For the pedantic amongst you, no, the programme wasn’t entirely on morning sickness itself; it was on what the implications of morning sickness are.
Yep, a condition that had a woman hospitalised was being discussed, by two men, in the context of probabilities and “data sets”. The BBC wanted to help us with that perennial problem of whether or not to bet on a bonanza royal birth. How kind of them. Kind and funny. Just how I like my coffee.
Perhaps this data set context explains it though – because as is well known, if there’s one thing women are less qualified to talk on than their own bodies, it’s probabilities and “data sets”. Because, you know, we’re “too pretty to do math”! Maybe the BBC really did consult The Women’s Room, only to find, to their horror, that not only were there no women who knew about pregnancy, but also, there were no women who knew about figures.
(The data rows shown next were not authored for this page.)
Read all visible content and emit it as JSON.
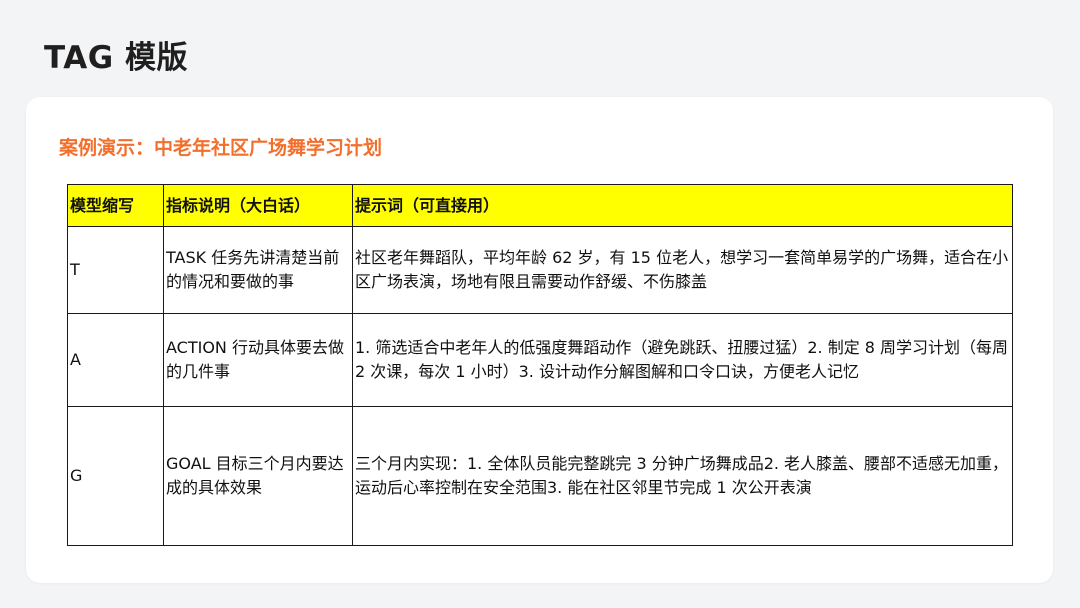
{
  "page": {
    "title": "TAG 模版"
  },
  "card": {
    "case_title": "案例演示：中老年社区广场舞学习计划"
  },
  "table": {
    "headers": [
      "模型缩写",
      "指标说明（大白话）",
      "提示词（可直接用）"
    ],
    "rows": [
      {
        "abbr": "T",
        "desc": "TASK 任务先讲清楚当前的情况和要做的事",
        "prompt": "社区老年舞蹈队，平均年龄 62 岁，有 15 位老人，想学习一套简单易学的广场舞，适合在小区广场表演，场地有限且需要动作舒缓、不伤膝盖"
      },
      {
        "abbr": "A",
        "desc": "ACTION 行动具体要去做的几件事",
        "prompt": "1. 筛选适合中老年人的低强度舞蹈动作（避免跳跃、扭腰过猛）2. 制定 8 周学习计划（每周 2 次课，每次 1 小时）3. 设计动作分解图解和口令口诀，方便老人记忆"
      },
      {
        "abbr": "G",
        "desc": "GOAL 目标三个月内要达成的具体效果",
        "prompt": "三个月内实现：1. 全体队员能完整跳完 3 分钟广场舞成品2. 老人膝盖、腰部不适感无加重，运动后心率控制在安全范围3. 能在社区邻里节完成 1 次公开表演"
      }
    ]
  },
  "colors": {
    "accent": "#f26f2c",
    "header_bg": "#ffff00",
    "page_bg": "#f3f4f6",
    "card_bg": "#ffffff"
  }
}
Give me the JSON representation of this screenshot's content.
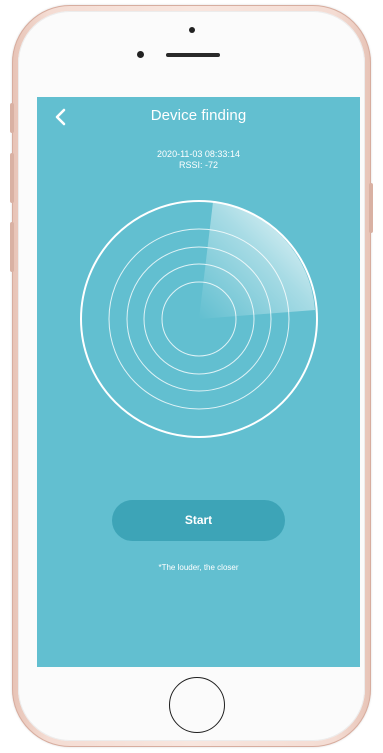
{
  "device": {
    "screen_bg": "#62bfd0",
    "accent": "#3da4b7"
  },
  "header": {
    "back_icon": "chevron-left-icon",
    "title": "Device finding"
  },
  "status": {
    "timestamp": "2020-11-03 08:33:14",
    "rssi": "RSSI:  -72"
  },
  "radar": {
    "icon": "radar-scan-icon",
    "ring_count": 4
  },
  "actions": {
    "start_label": "Start",
    "hint": "*The louder, the closer"
  }
}
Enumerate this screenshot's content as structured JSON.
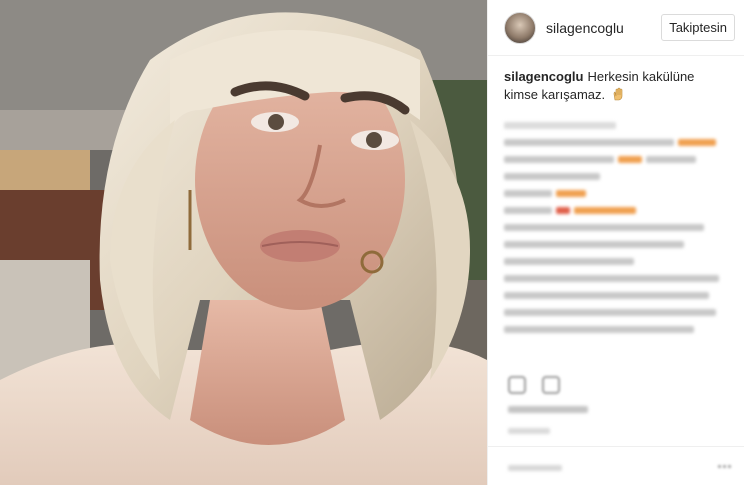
{
  "post": {
    "username": "silagencoglu",
    "follow_button": "Takiptesin",
    "caption_user": "silagencoglu",
    "caption_text": "Herkesin kakülüne kimse karışamaz."
  },
  "icons": {
    "hand": "raised-hand-emoji",
    "avatar": "profile-avatar"
  },
  "colors": {
    "text": "#262626",
    "border": "#dbdbdb"
  }
}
Except, oh. There are. There are women who can speak on statistics, biology, mathematics. There are women who specialise in reproduction; there are nurses, there are doctors, there are midwives.
And all this leads me back to my original question: was it something we said? Because otherwise, the only reason for this refusal to ask women to speak is plain old sexism. And that’s neither kind nor funny. It’s just standard practice.